*About this exercise*:
Return each entry exactly, with none missing.
──────── Records provided ────────
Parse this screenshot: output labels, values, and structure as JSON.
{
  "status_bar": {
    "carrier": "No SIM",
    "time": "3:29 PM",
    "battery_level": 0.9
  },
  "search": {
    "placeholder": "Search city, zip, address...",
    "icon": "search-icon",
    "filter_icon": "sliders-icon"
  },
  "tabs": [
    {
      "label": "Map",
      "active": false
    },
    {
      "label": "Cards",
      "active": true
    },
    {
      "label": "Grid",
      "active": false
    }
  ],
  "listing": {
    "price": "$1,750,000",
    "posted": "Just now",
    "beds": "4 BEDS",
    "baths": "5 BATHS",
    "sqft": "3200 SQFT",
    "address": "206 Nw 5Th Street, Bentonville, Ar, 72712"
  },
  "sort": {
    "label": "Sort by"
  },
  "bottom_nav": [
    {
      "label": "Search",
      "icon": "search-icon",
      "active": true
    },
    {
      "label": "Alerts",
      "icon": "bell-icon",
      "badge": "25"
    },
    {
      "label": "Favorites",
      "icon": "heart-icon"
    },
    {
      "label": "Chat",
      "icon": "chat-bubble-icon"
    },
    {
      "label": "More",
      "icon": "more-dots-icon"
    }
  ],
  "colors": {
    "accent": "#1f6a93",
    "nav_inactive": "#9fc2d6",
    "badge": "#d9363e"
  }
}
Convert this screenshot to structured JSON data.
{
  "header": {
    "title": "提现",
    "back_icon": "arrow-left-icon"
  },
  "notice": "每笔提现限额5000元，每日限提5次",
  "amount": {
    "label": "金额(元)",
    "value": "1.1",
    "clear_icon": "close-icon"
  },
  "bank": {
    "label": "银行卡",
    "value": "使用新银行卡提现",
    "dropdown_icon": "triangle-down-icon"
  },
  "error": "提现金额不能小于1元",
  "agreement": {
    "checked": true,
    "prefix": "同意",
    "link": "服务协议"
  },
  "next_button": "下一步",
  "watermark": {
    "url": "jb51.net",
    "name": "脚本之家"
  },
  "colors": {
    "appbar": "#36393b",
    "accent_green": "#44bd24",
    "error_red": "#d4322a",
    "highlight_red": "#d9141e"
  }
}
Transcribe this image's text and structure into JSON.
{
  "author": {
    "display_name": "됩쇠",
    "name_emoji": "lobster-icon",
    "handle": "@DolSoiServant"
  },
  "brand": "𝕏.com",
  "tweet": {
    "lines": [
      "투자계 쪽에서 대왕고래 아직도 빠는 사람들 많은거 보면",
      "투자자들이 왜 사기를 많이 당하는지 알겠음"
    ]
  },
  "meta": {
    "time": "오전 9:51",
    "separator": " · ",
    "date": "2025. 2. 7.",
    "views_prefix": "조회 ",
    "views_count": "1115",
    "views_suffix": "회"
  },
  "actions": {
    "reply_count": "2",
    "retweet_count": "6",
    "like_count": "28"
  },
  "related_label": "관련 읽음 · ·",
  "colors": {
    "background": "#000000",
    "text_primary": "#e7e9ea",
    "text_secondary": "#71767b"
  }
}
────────
*Task output*:
Parse this screenshot: output labels, values, and structure as JSON.
{
  "status_bar": {
    "carrier": "No SIM",
    "time": "3:29 PM",
    "battery_level": 0.9
  },
  "search": {
    "placeholder": "Search city, zip, address...",
    "icon": "search-icon",
    "filter_icon": "sliders-icon"
  },
  "tabs": [
    {
      "label": "Map",
      "active": false
    },
    {
      "label": "Cards",
      "active": true
    },
    {
      "label": "Grid",
      "active": false
    }
  ],
  "listing": {
    "price": "$1,750,000",
    "posted": "Just now",
    "beds": "4 BEDS",
    "baths": "5 BATHS",
    "sqft": "3200 SQFT",
    "address": "206 Nw 5Th Street, Bentonville, Ar, 72712"
  },
  "sort": {
    "label": "Sort by"
  },
  "bottom_nav": [
    {
      "label": "Search",
      "icon": "search-icon",
      "active": true
    },
    {
      "label": "Alerts",
      "icon": "bell-icon",
      "badge": "25"
    },
    {
      "label": "Favorites",
      "icon": "heart-icon"
    },
    {
      "label": "Chat",
      "icon": "chat-bubble-icon"
    },
    {
      "label": "More",
      "icon": "more-dots-icon"
    }
  ],
  "colors": {
    "accent": "#1f6a93",
    "nav_inactive": "#9fc2d6",
    "badge": "#d9363e"
  }
}
Convert this screenshot to structured JSON data.
{
  "header": {
    "title": "提现",
    "back_icon": "arrow-left-icon"
  },
  "notice": "每笔提现限额5000元，每日限提5次",
  "amount": {
    "label": "金额(元)",
    "value": "1.1",
    "clear_icon": "close-icon"
  },
  "bank": {
    "label": "银行卡",
    "value": "使用新银行卡提现",
    "dropdown_icon": "triangle-down-icon"
  },
  "error": "提现金额不能小于1元",
  "agreement": {
    "checked": true,
    "prefix": "同意",
    "link": "服务协议"
  },
  "next_button": "下一步",
  "watermark": {
    "url": "jb51.net",
    "name": "脚本之家"
  },
  "colors": {
    "appbar": "#36393b",
    "accent_green": "#44bd24",
    "error_red": "#d4322a",
    "highlight_red": "#d9141e"
  }
}
Transcribe this image's text and structure into JSON.
{
  "author": {
    "display_name": "됩쇠",
    "name_emoji": "lobster-icon",
    "handle": "@DolSoiServant"
  },
  "brand": "𝕏.com",
  "tweet": {
    "lines": [
      "투자계 쪽에서 대왕고래 아직도 빠는 사람들 많은거 보면",
      "투자자들이 왜 사기를 많이 당하는지 알겠음"
    ]
  },
  "meta": {
    "time": "오전 9:51",
    "separator": " · ",
    "date": "2025. 2. 7.",
    "views_prefix": "조회 ",
    "views_count": "1115",
    "views_suffix": "회"
  },
  "actions": {
    "reply_count": "2",
    "retweet_count": "6",
    "like_count": "28"
  },
  "related_label": "관련 읽음 · ·",
  "colors": {
    "background": "#000000",
    "text_primary": "#e7e9ea",
    "text_secondary": "#71767b"
  }
}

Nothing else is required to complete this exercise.